- You actually accept her help when you have mum flu instead of insisting “no no, I’ll be right” and soldiering on through the sheer and utter misery that is not being able to breathe with your mouth closed whilst simultaneously having to run around after the tiny army of miniature humans you created yourself that never appear to be able to find their own shoes.
- She automatically hates the kids that are mean to your kids. When you text her to say some little twat face year 2 called your daughter ugly in the school yard she texts you right back with “right, who do I have to kill?”

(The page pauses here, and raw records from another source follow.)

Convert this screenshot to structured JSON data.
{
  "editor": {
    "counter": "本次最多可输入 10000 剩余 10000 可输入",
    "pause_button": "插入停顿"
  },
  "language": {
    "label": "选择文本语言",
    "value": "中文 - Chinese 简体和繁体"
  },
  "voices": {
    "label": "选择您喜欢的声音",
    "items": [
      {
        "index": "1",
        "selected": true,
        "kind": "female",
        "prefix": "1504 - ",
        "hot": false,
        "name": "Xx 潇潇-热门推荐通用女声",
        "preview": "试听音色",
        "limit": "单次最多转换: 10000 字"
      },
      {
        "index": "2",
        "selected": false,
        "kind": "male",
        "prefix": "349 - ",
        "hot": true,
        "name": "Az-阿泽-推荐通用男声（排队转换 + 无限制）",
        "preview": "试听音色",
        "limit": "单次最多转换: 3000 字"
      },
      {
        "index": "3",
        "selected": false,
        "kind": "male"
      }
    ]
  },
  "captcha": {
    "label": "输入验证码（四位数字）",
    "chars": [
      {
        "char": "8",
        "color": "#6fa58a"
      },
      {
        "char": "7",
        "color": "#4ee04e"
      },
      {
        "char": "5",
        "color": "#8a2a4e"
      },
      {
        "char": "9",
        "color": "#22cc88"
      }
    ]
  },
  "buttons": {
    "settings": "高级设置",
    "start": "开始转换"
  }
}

She knows what you’re thinking from across the school yard dependant on who you’re talking to, what facial expression you have and what you’re doing with your arms, without you even having to say a word.
- You can have spontaneous catch-ups without having to spend 3 weeks scrubbing the dried weetbix off the bench top or hiding all the superfluous rubbish in the laundry ahead of her arrival. Usually you need at least a months notice before doing anything spontaneous.
- You understand and respect the rules and boundaries you both have for your children even though they might be different. Like she won’t let your 6 year old son watch Jurassic World for example, no matter how much he reassures her he’s allowed to despite the fact that he gets scared and has to leave the room when Mr Todd gets cross in Peter Rabbit.
- You’re honest with her about your opinion on those really uncomfortable, expensive shoes she bought that are really ugly but she loves them and she won’t act like you pissed in her breakfast because you were honest that they’re ugly. [They’re super ugly][Just sayin’].
- She laughs at your jokes. In my world this a pre-requisite for all types of friends really, but given the amount of alcohol and good humour it takes to navigate being a parent, it’s especially helpful in a school mum BFF. Because you know, you think you’re funny… but she makes it official.
You never know who your school mum BFF will turn out to be. Before I knew her, mine asked the school principal what “recess” was in front of everyone in the first pre-reception school information night. At that moment I thought she was the reason this country has to put instructions on shampoo.
And yet here we are, over a year later and there have only been a few subsequent moments in our friendship where I’ve thought “I have neither the time nor the crayons to explain this to you”. She makes having school aged kids more bearable and I plan on bugging her every day for the foreseeable future.